_WHAT TO DO_:
Without changing a thing, reproduce the entire listing and leave out its pictures.
↓
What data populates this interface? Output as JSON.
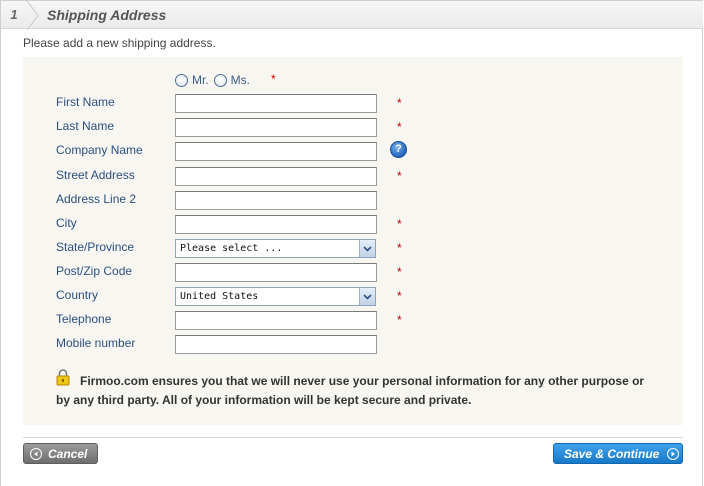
{
  "header": {
    "step_number": "1",
    "title": "Shipping Address"
  },
  "intro": "Please add a new shipping address.",
  "salutation": {
    "options": [
      "Mr.",
      "Ms."
    ],
    "required_mark": "*"
  },
  "fields": [
    {
      "label": "First Name",
      "required": "*"
    },
    {
      "label": "Last Name",
      "required": "*"
    },
    {
      "label": "Company Name",
      "required": ""
    },
    {
      "label": "Street Address",
      "required": "*"
    },
    {
      "label": "Address Line 2",
      "required": ""
    },
    {
      "label": "City",
      "required": "*"
    },
    {
      "label": "State/Province",
      "required": "*",
      "select_value": "Please select ..."
    },
    {
      "label": "Post/Zip Code",
      "required": "*"
    },
    {
      "label": "Country",
      "required": "*",
      "select_value": "United States"
    },
    {
      "label": "Telephone",
      "required": "*"
    },
    {
      "label": "Mobile number",
      "required": ""
    }
  ],
  "help_icon": "?",
  "security_notice": "Firmoo.com ensures you that we will never use your personal information for any other purpose or by any third party. All of your information will be kept secure and private.",
  "buttons": {
    "cancel": "Cancel",
    "save": "Save & Continue"
  },
  "colors": {
    "label": "#2c4f80",
    "required": "#cc0000",
    "save_button": "#1f86d6",
    "cancel_button": "#808080",
    "form_bg": "#f7f6f0"
  }
}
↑
_REPLY_:
What data populates this interface? Output as JSON.
{
  "header": {
    "step_number": "1",
    "title": "Shipping Address"
  },
  "intro": "Please add a new shipping address.",
  "salutation": {
    "options": [
      "Mr.",
      "Ms."
    ],
    "required_mark": "*"
  },
  "fields": [
    {
      "label": "First Name",
      "required": "*"
    },
    {
      "label": "Last Name",
      "required": "*"
    },
    {
      "label": "Company Name",
      "required": ""
    },
    {
      "label": "Street Address",
      "required": "*"
    },
    {
      "label": "Address Line 2",
      "required": ""
    },
    {
      "label": "City",
      "required": "*"
    },
    {
      "label": "State/Province",
      "required": "*",
      "select_value": "Please select ..."
    },
    {
      "label": "Post/Zip Code",
      "required": "*"
    },
    {
      "label": "Country",
      "required": "*",
      "select_value": "United States"
    },
    {
      "label": "Telephone",
      "required": "*"
    },
    {
      "label": "Mobile number",
      "required": ""
    }
  ],
  "help_icon": "?",
  "security_notice": "Firmoo.com ensures you that we will never use your personal information for any other purpose or by any third party. All of your information will be kept secure and private.",
  "buttons": {
    "cancel": "Cancel",
    "save": "Save & Continue"
  },
  "colors": {
    "label": "#2c4f80",
    "required": "#cc0000",
    "save_button": "#1f86d6",
    "cancel_button": "#808080",
    "form_bg": "#f7f6f0"
  }
}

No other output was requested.